Sillau also noted that the cast is telling the story their way. “It’s not the movie or the Broadway show,” he said. “It will still be the Fiddler story, just Fiddler our way.”

Improvisations are a necessity in theater, but authenticity will not be sacrificed. “We rented costumes that came with tzitzit already, but they had fringe all the way across the bottom,” Katz said. “So, I’m going to sew it on just the four corners instead.”

The cast is ahead of schedule in terms of practicing onstage with set pieces. Usually, this doesn’t happen until tech week, much closer to the date of the performance. The Fiddler cast began to practice with the set nearly two months before the performance.

For this show, much of the set pieces are staying onstage throughout, in order for the background to look filled.

There are piles of furniture and props on either side of the stage. “The cast was a little surprised that all the pieces were staying during each scene,” Katz said. “It’s a big difference, even for the more experienced actors, to keep character while moving instead of dropping that persona and just being yourself in black clothing.”

Sillau said the cast ‘effortlessly transitioned’ to putting all of the show’s pieces together. “We’ve now moved from just pieces to the whole puzzle coming together,” he concluded.

Performances will be Dec. 21 at 7 p.m. and Dec. 22 at 4 p.m. Tickets are expected to sell fast.
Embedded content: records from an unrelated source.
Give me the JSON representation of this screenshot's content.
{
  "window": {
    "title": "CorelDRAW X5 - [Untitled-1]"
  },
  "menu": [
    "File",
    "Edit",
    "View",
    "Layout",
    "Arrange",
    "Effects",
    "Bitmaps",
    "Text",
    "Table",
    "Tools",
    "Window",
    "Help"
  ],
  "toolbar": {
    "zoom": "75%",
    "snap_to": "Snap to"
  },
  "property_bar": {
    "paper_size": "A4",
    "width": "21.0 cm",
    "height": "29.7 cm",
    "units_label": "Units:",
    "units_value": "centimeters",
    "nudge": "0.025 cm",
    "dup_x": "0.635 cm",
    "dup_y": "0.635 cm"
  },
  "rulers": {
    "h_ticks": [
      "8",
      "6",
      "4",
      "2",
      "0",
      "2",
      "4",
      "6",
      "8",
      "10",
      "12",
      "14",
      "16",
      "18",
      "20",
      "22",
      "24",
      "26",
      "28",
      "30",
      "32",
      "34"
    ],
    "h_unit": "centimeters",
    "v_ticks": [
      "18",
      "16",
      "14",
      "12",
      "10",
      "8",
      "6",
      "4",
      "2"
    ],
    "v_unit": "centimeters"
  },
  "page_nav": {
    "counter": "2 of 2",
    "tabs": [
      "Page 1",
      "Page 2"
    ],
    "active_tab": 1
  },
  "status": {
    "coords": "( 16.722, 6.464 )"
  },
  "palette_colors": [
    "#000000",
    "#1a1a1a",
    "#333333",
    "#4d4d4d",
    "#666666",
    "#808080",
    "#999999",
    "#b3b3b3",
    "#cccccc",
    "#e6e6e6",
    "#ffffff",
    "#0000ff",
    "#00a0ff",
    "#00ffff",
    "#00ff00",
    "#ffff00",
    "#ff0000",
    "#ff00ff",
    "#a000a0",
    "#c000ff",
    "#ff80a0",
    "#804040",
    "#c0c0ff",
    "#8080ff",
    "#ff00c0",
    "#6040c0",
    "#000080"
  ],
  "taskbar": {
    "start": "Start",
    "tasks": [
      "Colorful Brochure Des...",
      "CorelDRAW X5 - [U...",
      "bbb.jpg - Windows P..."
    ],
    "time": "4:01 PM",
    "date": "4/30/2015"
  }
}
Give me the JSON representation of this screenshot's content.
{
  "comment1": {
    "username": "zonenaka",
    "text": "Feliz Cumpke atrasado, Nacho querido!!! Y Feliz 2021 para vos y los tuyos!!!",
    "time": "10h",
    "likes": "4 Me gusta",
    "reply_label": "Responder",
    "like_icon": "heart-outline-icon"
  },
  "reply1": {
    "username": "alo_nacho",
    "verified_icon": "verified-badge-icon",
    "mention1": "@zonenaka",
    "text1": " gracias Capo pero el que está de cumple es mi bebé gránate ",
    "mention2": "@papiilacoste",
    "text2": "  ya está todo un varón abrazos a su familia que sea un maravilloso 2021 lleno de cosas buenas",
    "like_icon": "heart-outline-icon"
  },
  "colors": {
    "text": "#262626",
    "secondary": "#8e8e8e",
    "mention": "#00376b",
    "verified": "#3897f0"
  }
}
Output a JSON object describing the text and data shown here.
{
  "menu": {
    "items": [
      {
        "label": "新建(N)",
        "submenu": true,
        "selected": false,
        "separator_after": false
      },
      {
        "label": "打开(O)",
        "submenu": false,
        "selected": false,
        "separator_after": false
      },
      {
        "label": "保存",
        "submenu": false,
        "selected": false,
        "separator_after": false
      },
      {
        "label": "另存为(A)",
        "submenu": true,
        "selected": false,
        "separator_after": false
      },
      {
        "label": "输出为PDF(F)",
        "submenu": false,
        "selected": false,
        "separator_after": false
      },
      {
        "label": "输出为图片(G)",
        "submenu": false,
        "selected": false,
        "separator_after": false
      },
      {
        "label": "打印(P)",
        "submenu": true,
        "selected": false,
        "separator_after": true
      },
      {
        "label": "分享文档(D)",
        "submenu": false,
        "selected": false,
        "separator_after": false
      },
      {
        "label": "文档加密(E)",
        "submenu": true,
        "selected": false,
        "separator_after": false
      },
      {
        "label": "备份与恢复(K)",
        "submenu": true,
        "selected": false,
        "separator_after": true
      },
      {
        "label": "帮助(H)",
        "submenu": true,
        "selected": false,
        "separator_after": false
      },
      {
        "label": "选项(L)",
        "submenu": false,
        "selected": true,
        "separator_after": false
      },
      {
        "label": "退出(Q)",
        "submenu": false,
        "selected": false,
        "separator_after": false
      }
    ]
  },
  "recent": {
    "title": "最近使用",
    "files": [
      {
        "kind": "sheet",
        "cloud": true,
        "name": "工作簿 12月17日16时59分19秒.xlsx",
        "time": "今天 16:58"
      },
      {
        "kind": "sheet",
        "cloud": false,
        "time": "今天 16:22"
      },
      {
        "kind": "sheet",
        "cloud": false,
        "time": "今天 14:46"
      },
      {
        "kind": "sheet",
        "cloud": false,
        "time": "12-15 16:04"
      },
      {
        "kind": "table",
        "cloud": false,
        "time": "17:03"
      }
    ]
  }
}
They are on sale now, and may be purchased from Esther Katz, Jessica Reed, or by calling the Registrar, Laura Wine, at 402.334.6419.